Lance Corporal Mason Edwards who was killed during a training accident at Cultana, South Australia. Photo: Defence
The Defence Department could face fines of hundreds of thousands of dollars over the shooting death of a soldier and the wounding of a comrade on a firing range four years ago.
The army is being prosecuted in the Federal Court over an alleged litany of health and safety breaches that led to the death of Lance Corporal Mason Edwards on the Cultana training base in South Australia in October 2009.
Federal workplace safety authority Comcare has launched the court action in Canberra, asking for fines and other undisclosed penalties to be imposed on the army for failing to provide the 30-year-old commando and his colleagues with a safe workplace at the base near Port Augusta.

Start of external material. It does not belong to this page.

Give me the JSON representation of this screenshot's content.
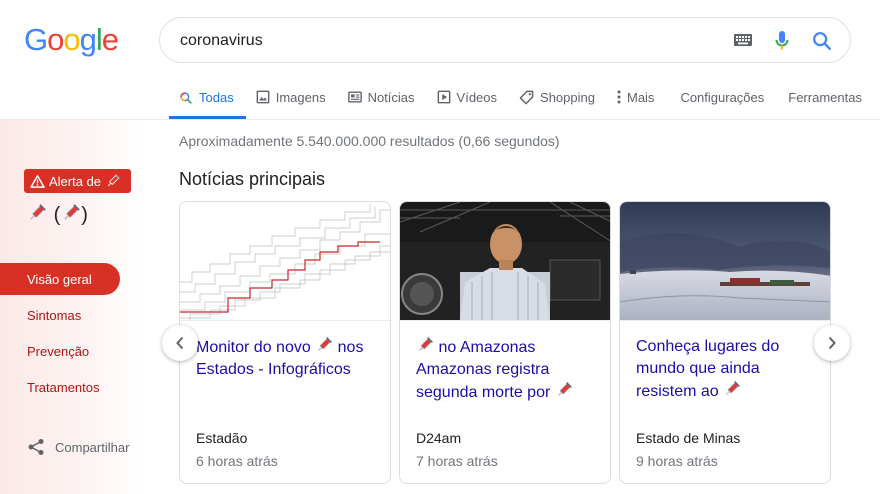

Lance Corporal Edwards was killed by small-arms fire that passed through a wall he was crouching behind during a live-ammunition training drill on the night of October 20, 2009 as he and his colleagues from A Platoon, Second Commando Regiment, practised attacking Afghan-style compounds.
A defence inquiry, held behind closed doors, identified a series of safety shortcomings which contributed to the death of the commando, a psychology graduate who was preparing for his third tour of Afghanistan.
The cloak of secrecy surrounding the incident continues with Comcare submitting a "confidential statement of claim" to the Federal Court.
After inquiries by the Defence Force, the South Australian coroner and police into the death, the army made changes to the running of its live-fire training exercises.
But Comcare is continuing to pursue the case, alleging that the army failed to provide bullet-proof barriers on the range "to prevent live fire from continuing past the targets and placing at risk any person behind the targets".
It is also alleged that the army failed to provide the "necessary information, instruction and training to those involved in training exercises using live rounds".
There is also an allegation of a "supervision breach" of the occupational health and safety laws with the army failing to provide proper supervision of the exercise to ensure it was carried out safely.
The court documents criticise the planning for the fatal exercise and the "range instructions" used to assign soldiers' roles in training. In the aftermath of Corporal Edwards' death, "administrative" disciplinary action was taken against five soldiers with two of them asked in 2012 to show cause why they should not be sacked from the army.
An ADF spokeswoman refused to say on Monday if the two soldiers had been dismissed. "Defence can advise that administrative action was initiated against five members involved in the incident and that after due process and careful consideration, adverse consequences were imposed on two of the members," she said. The department would not comment on Comcare's legal action. Defence could be hit with fines of up to $374,000 for the breach of occupational health and safety laws alleged by Comcare.